Perry Meridian football team’s rich history has developed over the years into one of tradition and camaraderie.
“Since late 80’s, early 90’s we’d have this dinner the Thursday night before the Southport game.” Matthew Henninger, the head football coach at Perry, gave insight into the traditions and rituals of the school’s football team.
The team has many old customs, one of them being the Southport Steak Dinner held Thursday night the before rival game. Another is the pre-game rallying call. “We have a chant that we would say right before we took the field,” says Henninger, a tradition that he himself was apart of during his time as a football player for Perry back in 2000 as a sophomore before graduating in 2003.
When he returned to the team as a coach 3 years ago, he brought along a new tradition known as the Coaches’ Challenge. Held Thursdays before a game, the activity takes just a few minutes as two football coaches go head to head in an activity that Henninger decides.
“To be honest with you, it’s just whatever I can dream up,” says Henninger.
The coaches compete in shows of strength such as burn out, a game where the two competitors throw the ball back and forth as the speed and strength increases until one of them drops it, Henninger usually abstaining from the matches himself as he allows the other coaches to get in on the action while he observes from the sidelines.
“The kids get to see the coaches competing against each other, it’s kind of a good time.”
When game day finally arrives however, the guys continue They always do the same practice routine, the players completing a series of what they call Falcon Jacks, which is when they form a circle as they do jumping jacks and spell out “falcons,” their speed increasing as they go. Once they go around three times, the guys “yell ‘falcons’ three times and let out a huge yell, rush to the center of the circle and break it down,” says junior William Smith, defensive tight ends.
With the new stadium came new traditions, such as not stepping on the field until game time. The team also invites alumni down to attend the games when they are available.
According to psychology experts, superstitions are more common than one would think in sports. Perry’s team is no different. The team does not wear red on game days, and Sam Jones believes that if he does not have a fan in front of his face while he is in the athletic training room he will not play well.
One tradition all of Perry can get in on is Spirit Wear Fridays, getting the chance to support the team and add to the build up and the energy for the players as the game draws closer.

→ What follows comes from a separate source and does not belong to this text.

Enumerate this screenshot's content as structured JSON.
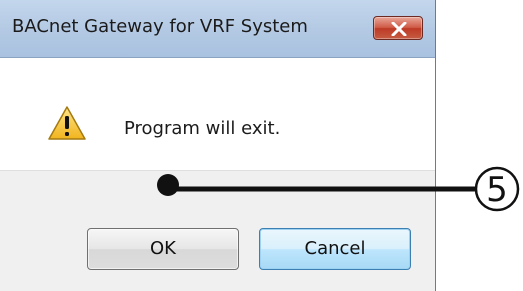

“It’s the crowd, it’s the school, it’s the spirit,” says Dekahri Jones, a senior on the team who plays running back and safety.